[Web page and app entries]
————————
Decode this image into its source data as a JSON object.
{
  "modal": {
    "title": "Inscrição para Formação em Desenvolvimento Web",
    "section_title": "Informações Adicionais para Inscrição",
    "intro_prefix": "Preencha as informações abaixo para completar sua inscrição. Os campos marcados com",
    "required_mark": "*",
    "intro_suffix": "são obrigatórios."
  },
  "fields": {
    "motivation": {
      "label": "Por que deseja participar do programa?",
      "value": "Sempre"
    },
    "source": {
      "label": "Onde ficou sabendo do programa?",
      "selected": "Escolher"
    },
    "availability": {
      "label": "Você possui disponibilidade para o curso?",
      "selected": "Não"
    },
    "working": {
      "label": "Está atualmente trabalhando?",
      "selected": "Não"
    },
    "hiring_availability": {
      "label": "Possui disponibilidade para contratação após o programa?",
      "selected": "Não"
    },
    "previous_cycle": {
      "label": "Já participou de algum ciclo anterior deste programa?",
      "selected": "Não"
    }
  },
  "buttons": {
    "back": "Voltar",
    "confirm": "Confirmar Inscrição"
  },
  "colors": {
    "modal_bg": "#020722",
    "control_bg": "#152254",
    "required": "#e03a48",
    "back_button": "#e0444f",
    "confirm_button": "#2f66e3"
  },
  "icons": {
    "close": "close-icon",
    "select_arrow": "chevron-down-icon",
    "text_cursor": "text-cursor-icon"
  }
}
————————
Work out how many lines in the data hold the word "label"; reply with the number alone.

#### RESPONSE:
6